Question: If Muslims can not be good Americans, for the reasons stated above, what about us Christians? Let’s break it down, just as it is done in the Facebook post above:
Hmmmm…can a “good Christian” be a “good American”? Good question. Here’s the answer:
Theologically – NO. Because his allegiance is to Christ, the God of Abraham. Not the flag or the POTUS or the Constitution.
Religiously – NO. Because no other religion is accepted by God except Christianity (Exodus 20:3-5, John 14:6).
Scripturally – NO. Because his allegiance is to the Cross.
Geographically – NO. Because his allegiance is to the Kingdom of God, not of this Earth, to which he prays without ceasing (1 Thessalonians 5:16-18, John 17:14-15).
Socially – NO. Because his allegiance to Christ forbids him to speak anything filthy, crude, or foolish (Ephesians 5:4), angry, slanderous, or obscene (Colossians 3:8-10), crooked or devious (Proverbs 4:24). This is not very American.

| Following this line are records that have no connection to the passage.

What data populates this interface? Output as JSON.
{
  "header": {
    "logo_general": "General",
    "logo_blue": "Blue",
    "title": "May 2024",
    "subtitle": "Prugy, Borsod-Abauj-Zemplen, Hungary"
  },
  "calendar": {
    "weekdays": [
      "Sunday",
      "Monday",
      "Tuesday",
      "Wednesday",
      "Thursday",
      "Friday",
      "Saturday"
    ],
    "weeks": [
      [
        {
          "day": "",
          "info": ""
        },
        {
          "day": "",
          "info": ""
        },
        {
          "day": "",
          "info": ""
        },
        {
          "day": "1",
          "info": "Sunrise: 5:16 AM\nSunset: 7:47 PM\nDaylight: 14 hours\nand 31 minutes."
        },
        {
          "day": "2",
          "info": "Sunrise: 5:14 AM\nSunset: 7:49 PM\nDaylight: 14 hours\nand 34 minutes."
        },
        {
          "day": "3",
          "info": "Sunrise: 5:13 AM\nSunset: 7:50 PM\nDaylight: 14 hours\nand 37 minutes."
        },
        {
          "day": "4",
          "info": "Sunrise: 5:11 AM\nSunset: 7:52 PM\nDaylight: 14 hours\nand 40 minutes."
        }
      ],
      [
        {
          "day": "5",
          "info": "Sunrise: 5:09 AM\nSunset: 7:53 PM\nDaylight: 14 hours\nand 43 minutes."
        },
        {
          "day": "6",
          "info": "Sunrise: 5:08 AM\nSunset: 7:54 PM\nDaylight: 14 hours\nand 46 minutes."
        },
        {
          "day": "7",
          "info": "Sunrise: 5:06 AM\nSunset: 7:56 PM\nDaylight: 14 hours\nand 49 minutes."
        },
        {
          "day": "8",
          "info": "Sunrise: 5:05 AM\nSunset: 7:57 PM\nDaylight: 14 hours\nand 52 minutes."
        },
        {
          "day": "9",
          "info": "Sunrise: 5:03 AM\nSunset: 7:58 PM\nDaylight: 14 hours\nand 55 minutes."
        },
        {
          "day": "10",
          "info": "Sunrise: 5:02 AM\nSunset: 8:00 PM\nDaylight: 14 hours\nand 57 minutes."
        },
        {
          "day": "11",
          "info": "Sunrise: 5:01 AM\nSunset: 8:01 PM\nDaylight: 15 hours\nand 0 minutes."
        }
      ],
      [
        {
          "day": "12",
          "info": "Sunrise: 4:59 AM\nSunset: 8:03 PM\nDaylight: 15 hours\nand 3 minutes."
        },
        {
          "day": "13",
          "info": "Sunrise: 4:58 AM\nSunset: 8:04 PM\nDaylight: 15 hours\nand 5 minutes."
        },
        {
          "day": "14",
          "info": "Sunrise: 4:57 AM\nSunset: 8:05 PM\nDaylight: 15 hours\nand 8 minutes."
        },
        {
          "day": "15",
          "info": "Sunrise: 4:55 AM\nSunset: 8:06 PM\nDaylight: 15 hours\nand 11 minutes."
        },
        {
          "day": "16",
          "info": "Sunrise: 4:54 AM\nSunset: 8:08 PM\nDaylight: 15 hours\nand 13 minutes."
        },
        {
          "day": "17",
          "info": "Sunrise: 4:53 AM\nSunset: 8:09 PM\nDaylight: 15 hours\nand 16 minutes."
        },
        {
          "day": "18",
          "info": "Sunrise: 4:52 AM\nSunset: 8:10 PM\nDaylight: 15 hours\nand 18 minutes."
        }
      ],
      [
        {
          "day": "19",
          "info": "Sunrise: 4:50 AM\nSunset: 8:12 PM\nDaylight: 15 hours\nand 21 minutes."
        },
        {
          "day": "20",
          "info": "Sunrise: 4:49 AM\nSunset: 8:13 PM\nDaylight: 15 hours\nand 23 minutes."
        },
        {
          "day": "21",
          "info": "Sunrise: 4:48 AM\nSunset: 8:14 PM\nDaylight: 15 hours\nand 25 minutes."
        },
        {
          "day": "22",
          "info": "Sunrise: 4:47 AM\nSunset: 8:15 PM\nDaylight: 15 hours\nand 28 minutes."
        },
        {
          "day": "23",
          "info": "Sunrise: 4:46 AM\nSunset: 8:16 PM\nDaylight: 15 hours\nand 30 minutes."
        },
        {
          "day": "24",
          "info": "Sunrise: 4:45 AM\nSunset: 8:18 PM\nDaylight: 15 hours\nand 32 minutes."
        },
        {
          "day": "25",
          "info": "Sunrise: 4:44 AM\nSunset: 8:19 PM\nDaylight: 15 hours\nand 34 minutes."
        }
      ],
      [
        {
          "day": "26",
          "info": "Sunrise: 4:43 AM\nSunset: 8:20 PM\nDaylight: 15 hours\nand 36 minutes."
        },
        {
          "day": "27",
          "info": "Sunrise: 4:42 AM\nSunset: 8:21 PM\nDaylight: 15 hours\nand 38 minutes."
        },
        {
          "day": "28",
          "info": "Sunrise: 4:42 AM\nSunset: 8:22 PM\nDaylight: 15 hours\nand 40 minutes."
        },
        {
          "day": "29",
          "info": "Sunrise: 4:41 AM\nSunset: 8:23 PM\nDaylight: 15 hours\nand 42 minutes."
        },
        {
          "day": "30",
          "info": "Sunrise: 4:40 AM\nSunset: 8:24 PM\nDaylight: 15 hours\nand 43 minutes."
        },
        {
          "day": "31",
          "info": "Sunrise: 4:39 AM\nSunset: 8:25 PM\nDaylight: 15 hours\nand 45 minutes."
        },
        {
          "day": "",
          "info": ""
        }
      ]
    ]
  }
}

Politically – NO. Because he must submit to Christ, who teaches that we are in America, not of it (John 17:14-15), furthermore, there is no American or Canadian (Galatians 3:28).
Domestically – NO. Because polygamy is apparently allowed (Exodus 21:10, Deuteronomy 17:17) and women are not given the same rights as men (1 Corinthians 14:34-35).
Intellectually – NO. Because he cannot accept the American Constitution since it is the document of an institution governed by man. Whereas the Bible is the constitution of the Kingdom of God, which is the ultimate authority.
Philosophically – NO. Because Christianity and the Bible do not allow freedom of religion and expression. Christ demands full allegiance to Him. Patriotism demands allegiance to country.
Spiritually – NO. Because when we declare “one nation under God.” we lie every time. America is a nation of many religions, and no religion. The Constitution ensures the State does not dictate a religion on the people.
Perhaps we should be very suspicious of ALL Christians in this country that confuse Patriotism with Faith. They obviously cannot be both “good” Christians and “good” Americans.
What say you, Christians? When you turn the mirror on yourself, your religion, and your personal faith, what do you see? Do the similarities between you and your Muslim neighbor lessen? Do you see any common areas that we may struggle with in this country in a similar way that they do? If so, for the love of God, can we ask, seek, and knock at the door Heaven for more unity, more peace, more acceptance, and more of that radical love Jesus showed while He walked this earth?
About Natalie Ringsmuth
Natalie is the Founder and Director of #unitecloud, a non-profit in Central MN working to resolve cultural, racial, and religious tensions. She is a former music teacher and worship leader, turned community activist. She is also a wife, mother of three, and member of a local school board.